Aristotle examined several different ethical values to discuss their merit as well as how to uphold them properly. He analyzes these virtues and states that he believes they arise from both our upbringing and our familiarity with them—that is, persistent practice of the virtue. On the other hand, he argues that vice is the absence of action toward one of these virtues: where we act without excellence.
Aristotle focused his efforts on the virtues of prudence, temperance, courage, and justice. He analyzed how each of these virtues is created and practiced throughout one's life and evaluated the merits and practical applications of each virtue as well as the associated vice.
One of the virtues he did not study was compassion, which is an essential virtue, particularly in the complex world in which we live today. Compassion is essential because it is used to ensure that people are treated kindly. Justice ensures that everyone receives their fair due, but compassion attempts to show love to other people.
The way to gaining compassion, if we are to follow Aristotle's prescription, is to see it from a young age and then to practice is as often as we can. By needing to see it from a young age, it becomes the responsibility of those around us to engender compassion; but once we see it, we can practice it. Practicing compassion would be showing kindness and gentleness to others as well as respecting their humanity.
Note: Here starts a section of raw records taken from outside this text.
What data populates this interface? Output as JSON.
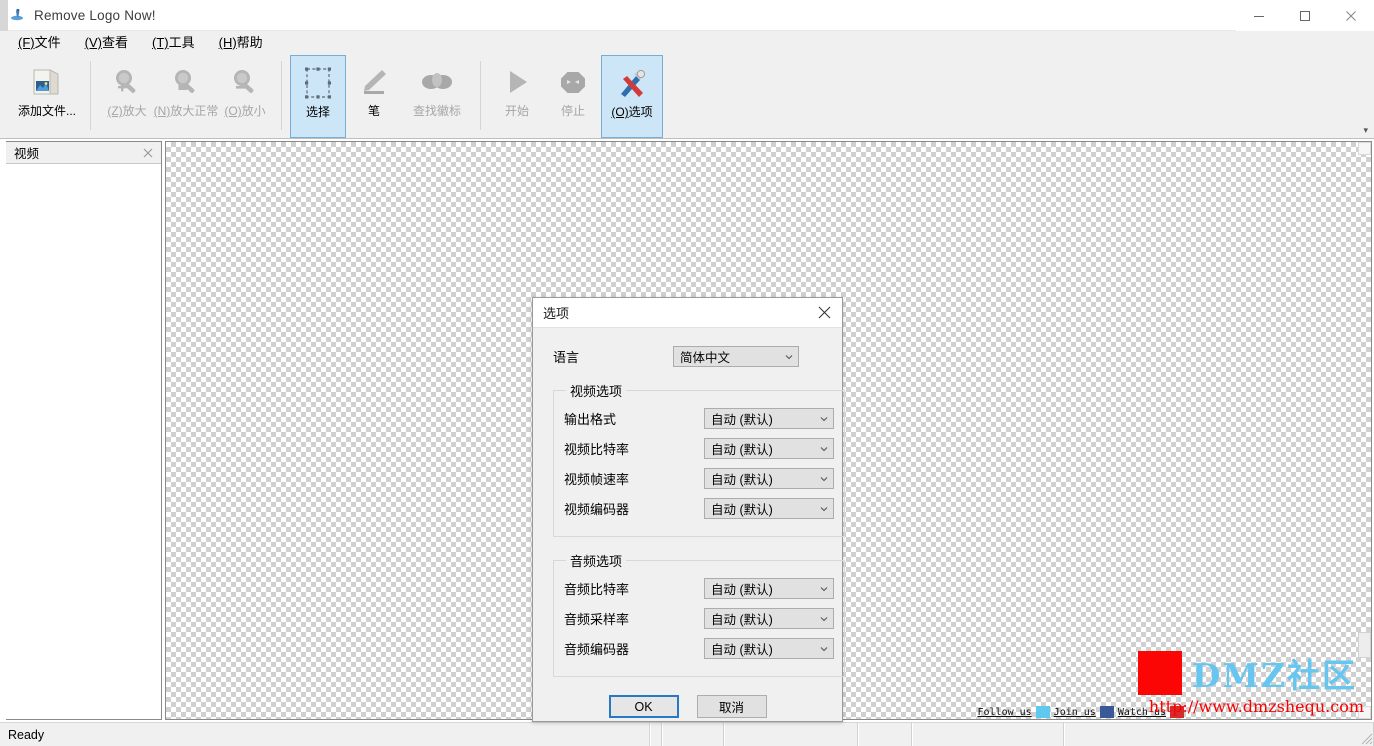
{
  "window": {
    "title": "Remove Logo Now!",
    "icon": "app-logo-icon",
    "minimize_label": "Minimize",
    "maximize_label": "Maximize",
    "close_label": "Close"
  },
  "menubar": {
    "items": [
      {
        "acc": "(F)",
        "text": "文件"
      },
      {
        "acc": "(V)",
        "text": "查看"
      },
      {
        "acc": "(T)",
        "text": "工具"
      },
      {
        "acc": "(H)",
        "text": "帮助"
      }
    ]
  },
  "toolbar": {
    "overflow_glyph": "▾",
    "items": [
      {
        "label": "添加文件...",
        "acc": "",
        "icon": "add-file-icon",
        "state": "enabled"
      },
      {
        "label": "放大",
        "acc": "(Z)",
        "icon": "zoom-in-icon",
        "state": "disabled"
      },
      {
        "label": "放大正常",
        "acc": "(N)",
        "icon": "zoom-normal-icon",
        "state": "disabled"
      },
      {
        "label": "放小",
        "acc": "(O)",
        "icon": "zoom-out-icon",
        "state": "disabled"
      },
      {
        "label": "选择",
        "acc": "",
        "icon": "selection-marquee-icon",
        "state": "active"
      },
      {
        "label": "笔",
        "acc": "",
        "icon": "pen-icon",
        "state": "disabled"
      },
      {
        "label": "查找徽标",
        "acc": "",
        "icon": "find-logo-icon",
        "state": "disabled"
      },
      {
        "label": "开始",
        "acc": "",
        "icon": "play-icon",
        "state": "disabled"
      },
      {
        "label": "停止",
        "acc": "",
        "icon": "stop-octagon-icon",
        "state": "disabled"
      },
      {
        "label": "选项",
        "acc": "(O)",
        "icon": "options-tools-icon",
        "state": "active"
      }
    ]
  },
  "sidepanel": {
    "tab_title": "视频",
    "close_icon": "close-icon"
  },
  "dialog": {
    "title": "选项",
    "close_icon": "close-icon",
    "language": {
      "label": "语言",
      "value": "简体中文"
    },
    "video_group": {
      "legend": "视频选项",
      "rows": [
        {
          "label": "输出格式",
          "value": "自动 (默认)"
        },
        {
          "label": "视频比特率",
          "value": "自动 (默认)"
        },
        {
          "label": "视频帧速率",
          "value": "自动 (默认)"
        },
        {
          "label": "视频编码器",
          "value": "自动 (默认)"
        }
      ]
    },
    "audio_group": {
      "legend": "音频选项",
      "rows": [
        {
          "label": "音频比特率",
          "value": "自动 (默认)"
        },
        {
          "label": "音频采样率",
          "value": "自动 (默认)"
        },
        {
          "label": "音频编码器",
          "value": "自动 (默认)"
        }
      ]
    },
    "ok_label": "OK",
    "cancel_label": "取消"
  },
  "statusbar": {
    "ready_text": "Ready",
    "cells": [
      "",
      "",
      "",
      "",
      "",
      ""
    ]
  },
  "watermark": {
    "brand": "DMZ社区",
    "url": "http://www.dmzshequ.com",
    "follow_us": "Follow us",
    "join_us": "Join us",
    "watch_us": "Watch us",
    "brand_color": "#66c6f0",
    "square_color": "#fb0505",
    "url_color": "#fb0000"
  }
}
At times, it may mean showing forgiveness instead of doling out justice or retribution.
The vice that would most closely be associated with compassion is probably weakness. Someone who is compassionate can go overboard and be a weak target to be taken advantage of. Being virtuous means knowing the appropriate amount of compassion to be shown. Additionally, one must realize that showing compassion to someone may at times mean reprimanding them to help them improve or serving justice to someone else who has caused that person harm.